*** Opening DATA SUPPLIED ***
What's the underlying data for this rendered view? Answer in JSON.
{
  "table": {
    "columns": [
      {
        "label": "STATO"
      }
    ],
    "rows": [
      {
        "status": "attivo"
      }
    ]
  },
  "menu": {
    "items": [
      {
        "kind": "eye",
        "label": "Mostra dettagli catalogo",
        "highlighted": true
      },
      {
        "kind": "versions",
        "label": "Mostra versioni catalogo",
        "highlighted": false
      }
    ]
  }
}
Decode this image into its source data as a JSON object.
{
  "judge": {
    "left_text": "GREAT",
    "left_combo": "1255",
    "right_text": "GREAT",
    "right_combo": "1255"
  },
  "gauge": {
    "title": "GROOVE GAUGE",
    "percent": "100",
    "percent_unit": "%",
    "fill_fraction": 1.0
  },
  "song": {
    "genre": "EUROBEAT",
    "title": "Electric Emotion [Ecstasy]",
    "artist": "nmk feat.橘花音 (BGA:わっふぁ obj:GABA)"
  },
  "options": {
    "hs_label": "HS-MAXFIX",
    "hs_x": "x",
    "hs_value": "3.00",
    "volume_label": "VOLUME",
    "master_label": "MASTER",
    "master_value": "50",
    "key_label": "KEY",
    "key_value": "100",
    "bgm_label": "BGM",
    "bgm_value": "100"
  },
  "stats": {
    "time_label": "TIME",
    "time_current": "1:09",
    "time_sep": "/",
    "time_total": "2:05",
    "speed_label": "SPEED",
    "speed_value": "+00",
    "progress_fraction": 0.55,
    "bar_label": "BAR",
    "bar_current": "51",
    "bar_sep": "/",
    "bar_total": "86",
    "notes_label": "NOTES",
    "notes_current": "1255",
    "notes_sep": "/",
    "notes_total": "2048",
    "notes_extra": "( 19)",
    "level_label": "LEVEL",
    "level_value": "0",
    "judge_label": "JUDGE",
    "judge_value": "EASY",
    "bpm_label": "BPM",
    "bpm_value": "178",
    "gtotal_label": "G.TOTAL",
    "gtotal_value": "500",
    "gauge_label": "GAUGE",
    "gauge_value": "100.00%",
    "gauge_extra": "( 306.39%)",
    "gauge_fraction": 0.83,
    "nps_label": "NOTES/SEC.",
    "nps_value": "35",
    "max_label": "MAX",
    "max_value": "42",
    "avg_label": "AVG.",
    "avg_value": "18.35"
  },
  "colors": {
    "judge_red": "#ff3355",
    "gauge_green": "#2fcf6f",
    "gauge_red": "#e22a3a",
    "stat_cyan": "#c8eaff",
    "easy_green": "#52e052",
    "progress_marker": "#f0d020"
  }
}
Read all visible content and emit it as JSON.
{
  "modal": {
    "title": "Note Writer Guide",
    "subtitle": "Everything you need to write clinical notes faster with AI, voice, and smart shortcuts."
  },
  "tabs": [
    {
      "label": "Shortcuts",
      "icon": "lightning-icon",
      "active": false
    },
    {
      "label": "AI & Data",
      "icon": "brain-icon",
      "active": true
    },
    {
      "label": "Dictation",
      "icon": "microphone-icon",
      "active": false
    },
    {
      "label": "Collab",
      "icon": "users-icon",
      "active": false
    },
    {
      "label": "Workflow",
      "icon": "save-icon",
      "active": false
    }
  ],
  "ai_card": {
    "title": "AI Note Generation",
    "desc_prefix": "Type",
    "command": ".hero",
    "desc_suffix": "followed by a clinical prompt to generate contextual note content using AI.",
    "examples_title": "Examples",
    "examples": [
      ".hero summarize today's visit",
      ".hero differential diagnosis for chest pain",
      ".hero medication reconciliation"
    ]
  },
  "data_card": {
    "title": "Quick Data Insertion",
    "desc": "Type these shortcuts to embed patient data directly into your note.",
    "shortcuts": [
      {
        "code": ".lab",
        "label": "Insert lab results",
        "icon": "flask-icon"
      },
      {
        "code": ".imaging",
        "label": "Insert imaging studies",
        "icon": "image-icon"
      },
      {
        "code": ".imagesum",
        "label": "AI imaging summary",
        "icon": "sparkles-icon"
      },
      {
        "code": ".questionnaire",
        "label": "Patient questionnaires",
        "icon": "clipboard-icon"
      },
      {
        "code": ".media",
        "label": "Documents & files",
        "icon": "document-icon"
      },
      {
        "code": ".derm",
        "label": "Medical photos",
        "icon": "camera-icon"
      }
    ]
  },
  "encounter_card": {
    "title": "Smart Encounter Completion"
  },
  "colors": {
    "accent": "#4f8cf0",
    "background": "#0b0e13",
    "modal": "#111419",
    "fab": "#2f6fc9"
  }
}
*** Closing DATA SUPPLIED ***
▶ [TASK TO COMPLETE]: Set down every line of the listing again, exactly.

▶ [EXERCISE ANSWER]:
What's the underlying data for this rendered view? Answer in JSON.
{
  "table": {
    "columns": [
      {
        "label": "STATO"
      }
    ],
    "rows": [
      {
        "status": "attivo"
      }
    ]
  },
  "menu": {
    "items": [
      {
        "kind": "eye",
        "label": "Mostra dettagli catalogo",
        "highlighted": true
      },
      {
        "kind": "versions",
        "label": "Mostra versioni catalogo",
        "highlighted": false
      }
    ]
  }
}
Decode this image into its source data as a JSON object.
{
  "judge": {
    "left_text": "GREAT",
    "left_combo": "1255",
    "right_text": "GREAT",
    "right_combo": "1255"
  },
  "gauge": {
    "title": "GROOVE GAUGE",
    "percent": "100",
    "percent_unit": "%",
    "fill_fraction": 1.0
  },
  "song": {
    "genre": "EUROBEAT",
    "title": "Electric Emotion [Ecstasy]",
    "artist": "nmk feat.橘花音 (BGA:わっふぁ obj:GABA)"
  },
  "options": {
    "hs_label": "HS-MAXFIX",
    "hs_x": "x",
    "hs_value": "3.00",
    "volume_label": "VOLUME",
    "master_label": "MASTER",
    "master_value": "50",
    "key_label": "KEY",
    "key_value": "100",
    "bgm_label": "BGM",
    "bgm_value": "100"
  },
  "stats": {
    "time_label": "TIME",
    "time_current": "1:09",
    "time_sep": "/",
    "time_total": "2:05",
    "speed_label": "SPEED",
    "speed_value": "+00",
    "progress_fraction": 0.55,
    "bar_label": "BAR",
    "bar_current": "51",
    "bar_sep": "/",
    "bar_total": "86",
    "notes_label": "NOTES",
    "notes_current": "1255",
    "notes_sep": "/",
    "notes_total": "2048",
    "notes_extra": "( 19)",
    "level_label": "LEVEL",
    "level_value": "0",
    "judge_label": "JUDGE",
    "judge_value": "EASY",
    "bpm_label": "BPM",
    "bpm_value": "178",
    "gtotal_label": "G.TOTAL",
    "gtotal_value": "500",
    "gauge_label": "GAUGE",
    "gauge_value": "100.00%",
    "gauge_extra": "( 306.39%)",
    "gauge_fraction": 0.83,
    "nps_label": "NOTES/SEC.",
    "nps_value": "35",
    "max_label": "MAX",
    "max_value": "42",
    "avg_label": "AVG.",
    "avg_value": "18.35"
  },
  "colors": {
    "judge_red": "#ff3355",
    "gauge_green": "#2fcf6f",
    "gauge_red": "#e22a3a",
    "stat_cyan": "#c8eaff",
    "easy_green": "#52e052",
    "progress_marker": "#f0d020"
  }
}
Read all visible content and emit it as JSON.
{
  "modal": {
    "title": "Note Writer Guide",
    "subtitle": "Everything you need to write clinical notes faster with AI, voice, and smart shortcuts."
  },
  "tabs": [
    {
      "label": "Shortcuts",
      "icon": "lightning-icon",
      "active": false
    },
    {
      "label": "AI & Data",
      "icon": "brain-icon",
      "active": true
    },
    {
      "label": "Dictation",
      "icon": "microphone-icon",
      "active": false
    },
    {
      "label": "Collab",
      "icon": "users-icon",
      "active": false
    },
    {
      "label": "Workflow",
      "icon": "save-icon",
      "active": false
    }
  ],
  "ai_card": {
    "title": "AI Note Generation",
    "desc_prefix": "Type",
    "command": ".hero",
    "desc_suffix": "followed by a clinical prompt to generate contextual note content using AI.",
    "examples_title": "Examples",
    "examples": [
      ".hero summarize today's visit",
      ".hero differential diagnosis for chest pain",
      ".hero medication reconciliation"
    ]
  },
  "data_card": {
    "title": "Quick Data Insertion",
    "desc": "Type these shortcuts to embed patient data directly into your note.",
    "shortcuts": [
      {
        "code": ".lab",
        "label": "Insert lab results",
        "icon": "flask-icon"
      },
      {
        "code": ".imaging",
        "label": "Insert imaging studies",
        "icon": "image-icon"
      },
      {
        "code": ".imagesum",
        "label": "AI imaging summary",
        "icon": "sparkles-icon"
      },
      {
        "code": ".questionnaire",
        "label": "Patient questionnaires",
        "icon": "clipboard-icon"
      },
      {
        "code": ".media",
        "label": "Documents & files",
        "icon": "document-icon"
      },
      {
        "code": ".derm",
        "label": "Medical photos",
        "icon": "camera-icon"
      }
    ]
  },
  "encounter_card": {
    "title": "Smart Encounter Completion"
  },
  "colors": {
    "accent": "#4f8cf0",
    "background": "#0b0e13",
    "modal": "#111419",
    "fab": "#2f6fc9"
  }
}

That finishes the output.